As part of my continuing meme that people don’t get the importance of economic growth because we don’t tell people often enough how recently life was lousier, I bring you this chart from Mark Perry at Carpe Diem (he has links to the data there too):
What do you like to do: eat at home, or eat out at a restaurant/bar? I think that’s a no-brainer. So, what we’re showing here is a dramatic improvement in well-being, on a small and unimportant data set, albeit one that’s familiar to all of us on a weekly basis.
There are those that say that the standard of living has not improved in the U.S. over the last two generations (or the single one shown here). Charts like this are easy to come by, and they shout out that those people are simply lying, or repeating the lies of others.
Now, this chart says nothing about the distribution of spending. I’ll discuss that below.
A few notes first:
- One might complain that this chart isn’t adjusted for inflation. That won’t matter since we’d normally adjust both series by the same price index. Inflation by the CPI was about 70% over this period. Spending at grocery stores was up by 80%, which means real grocery spending was up. But spending at restaurants and bars was up by just shy of 200%. That’s a lot of real (fun) discretionary spending.
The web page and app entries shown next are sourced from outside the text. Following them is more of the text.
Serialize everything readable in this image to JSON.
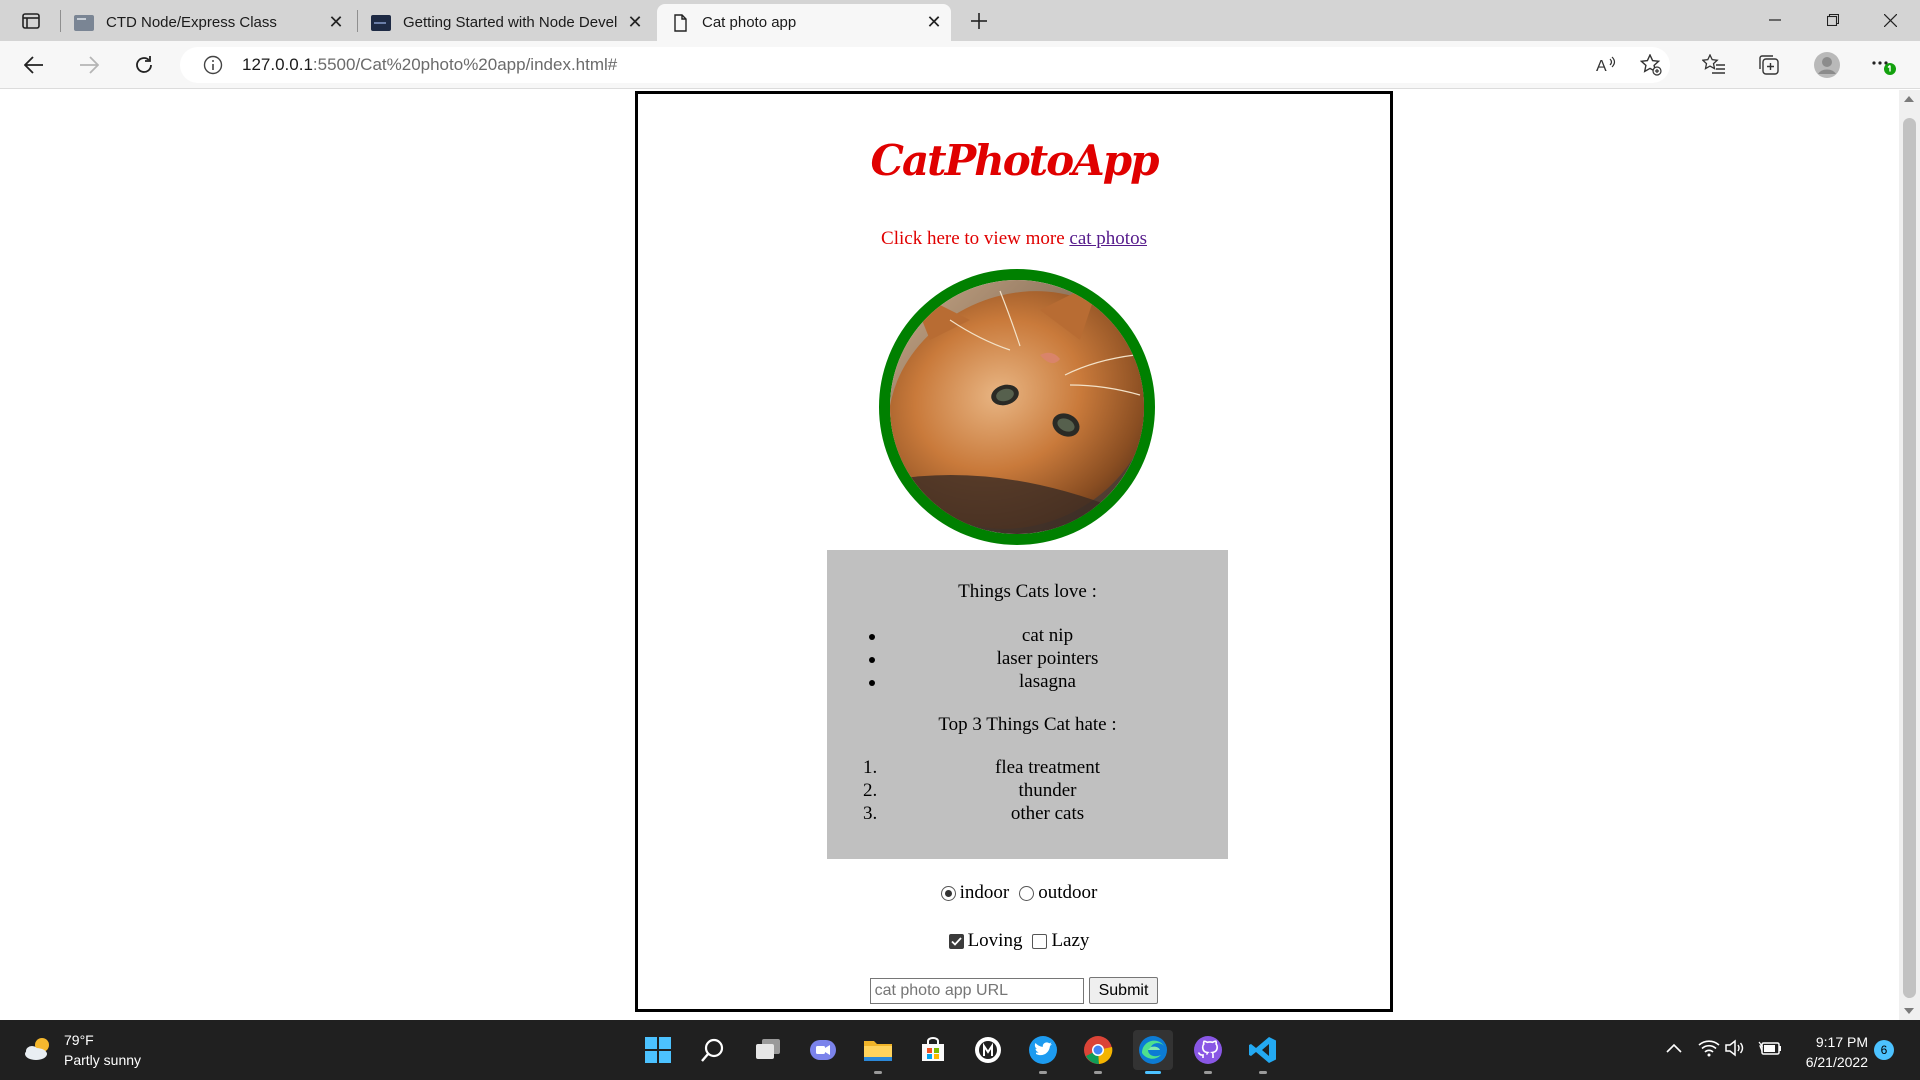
{
  "browser": {
    "tabs": [
      {
        "title": "CTD Node/Express Class",
        "icon": "page-thumbnail-icon",
        "active": false
      },
      {
        "title": "Getting Started with Node Devel",
        "icon": "page-thumbnail-icon",
        "active": false
      },
      {
        "title": "Cat photo app",
        "icon": "document-icon",
        "active": true
      }
    ],
    "address": {
      "host": "127.0.0.1",
      "rest": ":5500/Cat%20photo%20app/index.html#"
    },
    "toolbar_icons": [
      "read-aloud-icon",
      "add-favorite-icon",
      "favorites-icon",
      "collections-icon",
      "profile-icon",
      "more-icon"
    ],
    "accent": "#0078d4"
  },
  "page": {
    "title": "CatPhotoApp",
    "more_prefix": "Click here to view more ",
    "more_link": "cat photos",
    "love_heading": "Things Cats love :",
    "love_items": [
      "cat nip",
      "laser pointers",
      "lasagna"
    ],
    "hate_heading": "Top 3 Things Cat hate :",
    "hate_items": [
      "flea treatment",
      "thunder",
      "other cats"
    ],
    "hate_markers": [
      "1.",
      "2.",
      "3."
    ],
    "radios": [
      {
        "label": "indoor",
        "checked": true
      },
      {
        "label": "outdoor",
        "checked": false
      }
    ],
    "checkboxes": [
      {
        "label": "Loving",
        "checked": true
      },
      {
        "label": "Lazy",
        "checked": false
      }
    ],
    "url_placeholder": "cat photo app URL",
    "submit_label": "Submit",
    "colors": {
      "title": "#e00000",
      "border": "#008000",
      "panel": "#c0c0c0"
    }
  },
  "taskbar": {
    "temperature": "79°F",
    "condition": "Partly sunny",
    "apps": [
      "start-icon",
      "search-icon",
      "task-view-icon",
      "teams-chat-icon",
      "file-explorer-icon",
      "store-icon",
      "app-icon",
      "twitter-icon",
      "chrome-icon",
      "edge-icon",
      "github-desktop-icon",
      "vscode-icon"
    ],
    "time": "9:17 PM",
    "date": "6/21/2022",
    "notifications": "6"
  }
}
- You could also argue that this should be adjusted for population growth. Except that was up by 25% over this period. That actually implies that real per capita spending at grocery stores actually declined by about 15%. We can probably thank Walmart for doing that single-handedly: Walmart only had 6 stores selling groceries at the time this data set starts; now they have 1,980. But for restaurants and bars, combining inflation and population growth says that spending should not quite double, and it almost tripled.
- Yes, I probably should have gotten the raw data, taken natural logs, and posted a corrected version. Actually, I did all that (of course, you knew I would, right?). But it didn’t show anything very different, so I figured I wouldn’t steal Mark Perry’s thunder by changing his chart.
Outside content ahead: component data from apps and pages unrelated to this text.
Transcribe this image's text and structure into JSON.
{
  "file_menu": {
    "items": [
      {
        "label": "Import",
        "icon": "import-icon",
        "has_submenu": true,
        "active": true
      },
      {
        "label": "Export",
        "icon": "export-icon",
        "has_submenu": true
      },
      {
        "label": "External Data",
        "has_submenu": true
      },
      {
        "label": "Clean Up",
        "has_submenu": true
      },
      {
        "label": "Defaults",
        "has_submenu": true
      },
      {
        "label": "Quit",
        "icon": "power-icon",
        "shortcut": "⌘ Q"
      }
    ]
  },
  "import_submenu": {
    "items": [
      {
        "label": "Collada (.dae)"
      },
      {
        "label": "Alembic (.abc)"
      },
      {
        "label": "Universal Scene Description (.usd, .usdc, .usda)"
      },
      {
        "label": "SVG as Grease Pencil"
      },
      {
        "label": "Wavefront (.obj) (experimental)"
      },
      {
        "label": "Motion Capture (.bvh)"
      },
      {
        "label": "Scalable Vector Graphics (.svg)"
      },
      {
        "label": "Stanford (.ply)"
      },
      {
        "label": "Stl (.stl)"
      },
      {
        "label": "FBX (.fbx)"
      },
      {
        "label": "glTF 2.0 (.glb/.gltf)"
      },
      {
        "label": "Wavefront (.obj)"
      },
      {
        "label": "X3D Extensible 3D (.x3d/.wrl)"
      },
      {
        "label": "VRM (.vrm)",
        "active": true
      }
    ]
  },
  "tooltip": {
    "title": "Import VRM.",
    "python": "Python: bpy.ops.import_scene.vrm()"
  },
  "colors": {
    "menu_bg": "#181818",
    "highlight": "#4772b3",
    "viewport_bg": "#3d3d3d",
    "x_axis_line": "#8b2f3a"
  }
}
- One might argue that the average ticket has gone up at restaurants and bars over this period. I do not have that data handy, but I’m pretty sure our hospitality faculty can provide data showing that the real price of most hospitality services has actually declined over this period.
Now, inequality: I’m not going to say that maybe that hasn’t gotten worse (although I really don’t think so). But let’s take seriously the idea that it has. Most discussions of inequality focus on the top 1%, the top 10% or the top 20%. If all of that spending at restaurants and bars was done by the top 20%, how much would their spending have had to increase? Spending at restaurants and bars tripled, so if one fifth of the population made that happen, their share must have gone up by 15 times. Halve that to account for inflation and population growth, and you’re saying that a generation ago the top fifth went out one day a week and now they go out all seven. That’s ridiculous. But, if you do it for the top 10%, the story becomes that they used to go out one day a week, and now they go out 14 days each week. That’s not even possible. There isn’t much point in even calculating what would need to have happened to the top 1%. One could make the argument that this is all celebrities getting bottle service in Las Vegas and Miami, and that this has gone up a lot over the last generation. But in order to believe that you’d need to think that the rich never spent gobs of money foolishly. Yeah … right. If anything, when most of “the rich” people in the country live in places like, say, St. George, it’s hard to argue that they even have extravagant tastes.
In the end, this simple graph tells a story of sustained economic growth improving the lives (in a minor way) of a very large fraction of the population.